EDITORIAL It's been, to put it mildly, a terrible year for open government. The climate of secrecy in Washington, DC, has only increased: from clandestine spying on antiwar protesters to secretive immigration raids to a huge growth in document classification, the nation's capital has shifted squarely into the dark ages. As G.W. Schulz reports ("100 Years of Secrets," page 22), there's even an attempt in Congress to create a new official secrets act, with stiff criminal penalties for people who disclose information the government doesn't want the public to know.
In California the governor has vetoed a public-records bill backed by all 120 legislators, and the State Supreme Court issued one of the worst rulings in its history, ensuring that virtually all police disciplinary records will forever be hidden from public view.
San Francisco has its problems too. The Sunshine Ordinance still has some significant loopholes and as Amanda Witherell reports ("The Sunshine Posse," page 20), a cadre of sunshine activists is working overtime to try to force the city to comply with its own rules and to demand that electronic documents get the same treatment as paper records.
So there's a lot of work to do. But the good news is that there are legislative and grassroots efforts on many fronts to turn the tide back. Some of the key points:
In Washington: The Coalition of Journalists for Open Government, along with other sunshine advocates, is pushing a bill by Sen. Patrick Leahy (D-Vt.) and Rep. John Cornyn (R-Texas) that would greatly strengthen the federal Freedom of Information Act. The bill would require federal agencies to expedite FOIA requests and allow requesters to seek attorney's fees if the government forces them to go to court. The GOP-led Congress blocked it last year, and the Bush administration has always opposed it, but with the Democrats in control, it's likely to get through both houses this spring.
Meanwhile, Sen. John Kyl (R-Ariz.) tried last month to push a bill that would impose criminal penalties for unauthorized leaking of government information. He's backed off somewhat, but that threat remains. It's crucial that San Franciscans contact Sen. Dianne Feinstein (who sits on the Judiciary Committee) and Speaker Nancy Pelosi to demand that the FOIA bill pass and that Kyl's proposal die.
In Sacramento: Assemblymember Mark Leno has introduced a bill that would override the devastating Supreme Court decision on police records. The measure, AB 1648, would once again allow public access to information about the extent of police officer discipline and would permit agencies such as the San Francisco Police Commission to hold some disciplinary hearings in public. It's a crucial bill; cloaking all discussion of problematic cops in a veil of secrecy undermines public trust in law enforcement, perpetuates poor management, and protects abusive officers.

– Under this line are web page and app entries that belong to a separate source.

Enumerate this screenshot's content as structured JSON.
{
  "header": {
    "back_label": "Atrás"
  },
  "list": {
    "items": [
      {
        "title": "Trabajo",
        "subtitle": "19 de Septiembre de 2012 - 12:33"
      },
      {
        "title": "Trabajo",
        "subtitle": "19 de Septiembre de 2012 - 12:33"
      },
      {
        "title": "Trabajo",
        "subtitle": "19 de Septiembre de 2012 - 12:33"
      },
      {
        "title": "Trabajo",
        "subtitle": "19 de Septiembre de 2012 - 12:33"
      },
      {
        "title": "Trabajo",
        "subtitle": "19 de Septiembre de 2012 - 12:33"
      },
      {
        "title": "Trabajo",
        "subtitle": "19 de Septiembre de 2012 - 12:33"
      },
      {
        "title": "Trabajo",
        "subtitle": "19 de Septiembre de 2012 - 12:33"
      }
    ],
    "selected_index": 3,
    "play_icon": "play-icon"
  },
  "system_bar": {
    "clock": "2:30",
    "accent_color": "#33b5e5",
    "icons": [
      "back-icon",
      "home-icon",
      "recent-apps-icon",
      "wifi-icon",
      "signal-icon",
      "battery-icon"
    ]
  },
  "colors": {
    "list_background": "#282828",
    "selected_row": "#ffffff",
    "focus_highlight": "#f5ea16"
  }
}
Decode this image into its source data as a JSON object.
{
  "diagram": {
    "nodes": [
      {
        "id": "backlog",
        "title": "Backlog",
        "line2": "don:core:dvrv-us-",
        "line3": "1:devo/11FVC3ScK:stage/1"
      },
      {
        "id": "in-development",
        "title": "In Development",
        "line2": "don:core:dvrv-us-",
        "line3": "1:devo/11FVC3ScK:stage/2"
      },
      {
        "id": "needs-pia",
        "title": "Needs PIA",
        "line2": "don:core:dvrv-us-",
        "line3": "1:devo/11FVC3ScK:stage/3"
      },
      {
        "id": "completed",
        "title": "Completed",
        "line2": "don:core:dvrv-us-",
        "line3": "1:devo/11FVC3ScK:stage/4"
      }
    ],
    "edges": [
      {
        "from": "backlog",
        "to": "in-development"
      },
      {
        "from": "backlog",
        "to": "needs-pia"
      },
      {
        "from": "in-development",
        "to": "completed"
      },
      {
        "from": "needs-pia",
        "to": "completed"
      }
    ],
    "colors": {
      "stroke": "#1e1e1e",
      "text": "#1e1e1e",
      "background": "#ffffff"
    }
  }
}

The legislature needs to pass it quickly. Leno has also reintroduced his Public Records Act reform bill, AB 1393, with a few amendments to address technical problems that the Governor's Office claimed to have with last year's bill. This time Gov. Arnold Schwarzenegger has no excuse not to sign it.
In San Francisco: It's still far too hard for members of the public to get basic information from city departments. The Sunshine Ordinance Task Force needs to have the authority to mandate that agencies follow its decisions; an attempt to make that happen three years ago failed when the supervisors balked at empowering the sunshine panel. The task force lacks the full-time staffer mandated in the ordinance.
The task force should bring its proposals back to the board, and one of the supervisors needs to step up as an open-government advocate and bring that proposal back. If the task force had any teeth or if the Ethics Commission or district attorney would enforce the existing law, these battles wouldn't be necessary. *